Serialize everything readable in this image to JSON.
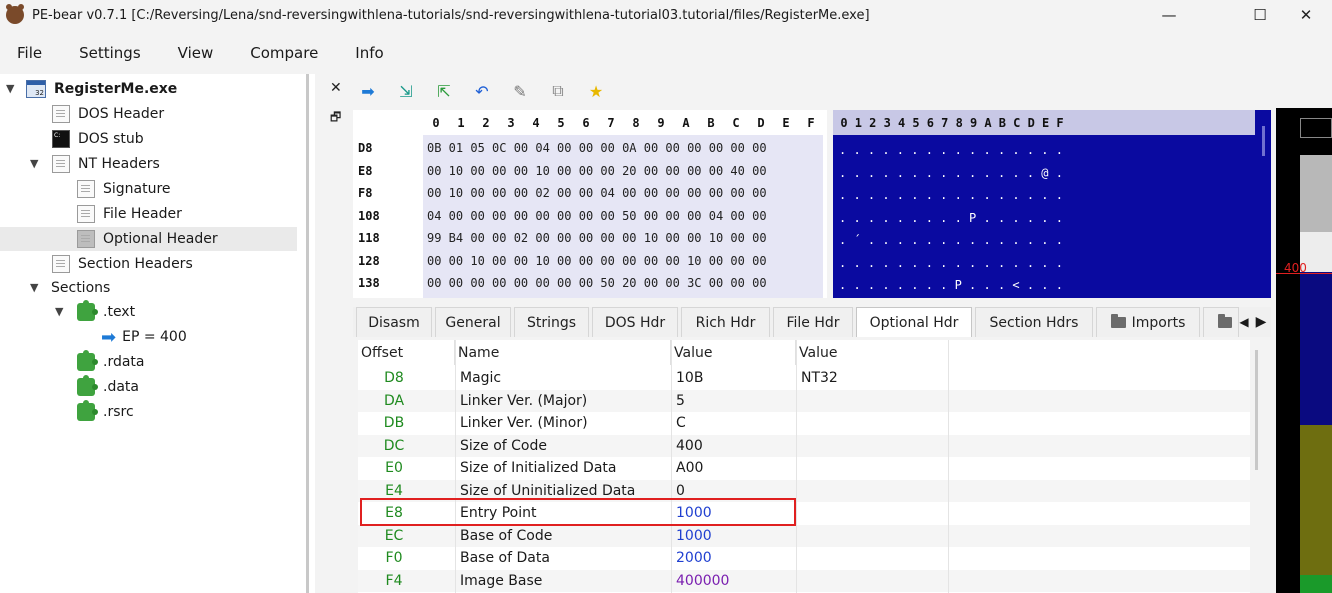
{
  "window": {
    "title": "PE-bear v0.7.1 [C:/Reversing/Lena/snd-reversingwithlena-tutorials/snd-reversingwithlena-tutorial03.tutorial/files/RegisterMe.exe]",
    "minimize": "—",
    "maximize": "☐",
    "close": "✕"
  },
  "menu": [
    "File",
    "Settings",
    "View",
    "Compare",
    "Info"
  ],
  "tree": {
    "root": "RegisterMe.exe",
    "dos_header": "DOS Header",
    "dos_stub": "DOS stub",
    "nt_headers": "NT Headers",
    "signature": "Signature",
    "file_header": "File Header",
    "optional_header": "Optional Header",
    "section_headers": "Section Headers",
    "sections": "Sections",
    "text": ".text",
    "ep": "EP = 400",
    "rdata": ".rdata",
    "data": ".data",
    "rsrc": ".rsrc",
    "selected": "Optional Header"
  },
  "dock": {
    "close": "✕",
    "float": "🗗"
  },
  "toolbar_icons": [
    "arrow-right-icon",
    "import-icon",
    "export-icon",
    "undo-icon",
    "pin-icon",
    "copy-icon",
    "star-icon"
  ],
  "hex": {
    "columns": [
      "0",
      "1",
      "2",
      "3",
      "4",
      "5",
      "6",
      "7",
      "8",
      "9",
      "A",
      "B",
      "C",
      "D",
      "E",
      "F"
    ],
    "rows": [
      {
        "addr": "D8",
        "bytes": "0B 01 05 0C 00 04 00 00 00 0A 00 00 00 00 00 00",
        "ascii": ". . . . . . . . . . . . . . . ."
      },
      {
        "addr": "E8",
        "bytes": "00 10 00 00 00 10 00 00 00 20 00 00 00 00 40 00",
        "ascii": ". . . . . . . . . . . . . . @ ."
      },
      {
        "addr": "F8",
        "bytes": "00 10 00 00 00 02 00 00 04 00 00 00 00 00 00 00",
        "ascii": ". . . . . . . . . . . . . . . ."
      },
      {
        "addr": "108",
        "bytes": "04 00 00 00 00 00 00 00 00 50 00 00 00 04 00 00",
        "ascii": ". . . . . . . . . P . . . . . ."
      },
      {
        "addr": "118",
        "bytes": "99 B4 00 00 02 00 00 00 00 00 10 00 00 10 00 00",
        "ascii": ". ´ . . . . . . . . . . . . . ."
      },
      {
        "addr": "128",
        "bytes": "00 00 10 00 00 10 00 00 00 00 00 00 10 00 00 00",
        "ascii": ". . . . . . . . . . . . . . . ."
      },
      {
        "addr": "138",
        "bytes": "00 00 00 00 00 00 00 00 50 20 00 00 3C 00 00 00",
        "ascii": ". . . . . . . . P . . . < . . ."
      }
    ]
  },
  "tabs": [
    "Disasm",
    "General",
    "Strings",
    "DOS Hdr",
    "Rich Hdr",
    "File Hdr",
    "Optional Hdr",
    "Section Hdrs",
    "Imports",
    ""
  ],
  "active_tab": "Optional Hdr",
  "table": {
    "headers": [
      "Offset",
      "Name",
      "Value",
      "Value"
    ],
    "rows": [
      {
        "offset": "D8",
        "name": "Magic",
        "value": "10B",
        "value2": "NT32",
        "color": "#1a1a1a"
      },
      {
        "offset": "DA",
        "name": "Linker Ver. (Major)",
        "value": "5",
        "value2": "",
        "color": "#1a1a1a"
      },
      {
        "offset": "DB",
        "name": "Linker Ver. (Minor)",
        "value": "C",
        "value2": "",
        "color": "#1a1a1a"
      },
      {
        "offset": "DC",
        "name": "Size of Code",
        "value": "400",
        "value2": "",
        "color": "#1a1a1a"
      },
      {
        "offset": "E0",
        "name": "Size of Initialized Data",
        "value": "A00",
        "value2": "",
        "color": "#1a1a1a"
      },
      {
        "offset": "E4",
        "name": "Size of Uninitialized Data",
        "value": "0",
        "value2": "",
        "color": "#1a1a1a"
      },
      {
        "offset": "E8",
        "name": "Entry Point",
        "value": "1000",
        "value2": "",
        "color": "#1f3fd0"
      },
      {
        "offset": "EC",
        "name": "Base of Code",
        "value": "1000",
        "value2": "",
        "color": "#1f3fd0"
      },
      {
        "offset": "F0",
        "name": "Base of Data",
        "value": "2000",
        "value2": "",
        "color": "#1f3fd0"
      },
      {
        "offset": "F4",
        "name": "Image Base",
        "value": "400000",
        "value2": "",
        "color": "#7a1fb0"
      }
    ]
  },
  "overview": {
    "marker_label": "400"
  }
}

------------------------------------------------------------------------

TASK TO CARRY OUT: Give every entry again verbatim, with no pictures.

TASK RESPONSE:
Serialize everything readable in this image to JSON.
{
  "window": {
    "title": "PE-bear v0.7.1 [C:/Reversing/Lena/snd-reversingwithlena-tutorials/snd-reversingwithlena-tutorial03.tutorial/files/RegisterMe.exe]",
    "minimize": "—",
    "maximize": "☐",
    "close": "✕"
  },
  "menu": [
    "File",
    "Settings",
    "View",
    "Compare",
    "Info"
  ],
  "tree": {
    "root": "RegisterMe.exe",
    "dos_header": "DOS Header",
    "dos_stub": "DOS stub",
    "nt_headers": "NT Headers",
    "signature": "Signature",
    "file_header": "File Header",
    "optional_header": "Optional Header",
    "section_headers": "Section Headers",
    "sections": "Sections",
    "text": ".text",
    "ep": "EP = 400",
    "rdata": ".rdata",
    "data": ".data",
    "rsrc": ".rsrc",
    "selected": "Optional Header"
  },
  "dock": {
    "close": "✕",
    "float": "🗗"
  },
  "toolbar_icons": [
    "arrow-right-icon",
    "import-icon",
    "export-icon",
    "undo-icon",
    "pin-icon",
    "copy-icon",
    "star-icon"
  ],
  "hex": {
    "columns": [
      "0",
      "1",
      "2",
      "3",
      "4",
      "5",
      "6",
      "7",
      "8",
      "9",
      "A",
      "B",
      "C",
      "D",
      "E",
      "F"
    ],
    "rows": [
      {
        "addr": "D8",
        "bytes": "0B 01 05 0C 00 04 00 00 00 0A 00 00 00 00 00 00",
        "ascii": ". . . . . . . . . . . . . . . ."
      },
      {
        "addr": "E8",
        "bytes": "00 10 00 00 00 10 00 00 00 20 00 00 00 00 40 00",
        "ascii": ". . . . . . . . . . . . . . @ ."
      },
      {
        "addr": "F8",
        "bytes": "00 10 00 00 00 02 00 00 04 00 00 00 00 00 00 00",
        "ascii": ". . . . . . . . . . . . . . . ."
      },
      {
        "addr": "108",
        "bytes": "04 00 00 00 00 00 00 00 00 50 00 00 00 04 00 00",
        "ascii": ". . . . . . . . . P . . . . . ."
      },
      {
        "addr": "118",
        "bytes": "99 B4 00 00 02 00 00 00 00 00 10 00 00 10 00 00",
        "ascii": ". ´ . . . . . . . . . . . . . ."
      },
      {
        "addr": "128",
        "bytes": "00 00 10 00 00 10 00 00 00 00 00 00 10 00 00 00",
        "ascii": ". . . . . . . . . . . . . . . ."
      },
      {
        "addr": "138",
        "bytes": "00 00 00 00 00 00 00 00 50 20 00 00 3C 00 00 00",
        "ascii": ". . . . . . . . P . . . < . . ."
      }
    ]
  },
  "tabs": [
    "Disasm",
    "General",
    "Strings",
    "DOS Hdr",
    "Rich Hdr",
    "File Hdr",
    "Optional Hdr",
    "Section Hdrs",
    "Imports",
    ""
  ],
  "active_tab": "Optional Hdr",
  "table": {
    "headers": [
      "Offset",
      "Name",
      "Value",
      "Value"
    ],
    "rows": [
      {
        "offset": "D8",
        "name": "Magic",
        "value": "10B",
        "value2": "NT32",
        "color": "#1a1a1a"
      },
      {
        "offset": "DA",
        "name": "Linker Ver. (Major)",
        "value": "5",
        "value2": "",
        "color": "#1a1a1a"
      },
      {
        "offset": "DB",
        "name": "Linker Ver. (Minor)",
        "value": "C",
        "value2": "",
        "color": "#1a1a1a"
      },
      {
        "offset": "DC",
        "name": "Size of Code",
        "value": "400",
        "value2": "",
        "color": "#1a1a1a"
      },
      {
        "offset": "E0",
        "name": "Size of Initialized Data",
        "value": "A00",
        "value2": "",
        "color": "#1a1a1a"
      },
      {
        "offset": "E4",
        "name": "Size of Uninitialized Data",
        "value": "0",
        "value2": "",
        "color": "#1a1a1a"
      },
      {
        "offset": "E8",
        "name": "Entry Point",
        "value": "1000",
        "value2": "",
        "color": "#1f3fd0"
      },
      {
        "offset": "EC",
        "name": "Base of Code",
        "value": "1000",
        "value2": "",
        "color": "#1f3fd0"
      },
      {
        "offset": "F0",
        "name": "Base of Data",
        "value": "2000",
        "value2": "",
        "color": "#1f3fd0"
      },
      {
        "offset": "F4",
        "name": "Image Base",
        "value": "400000",
        "value2": "",
        "color": "#7a1fb0"
      }
    ]
  },
  "overview": {
    "marker_label": "400"
  }
}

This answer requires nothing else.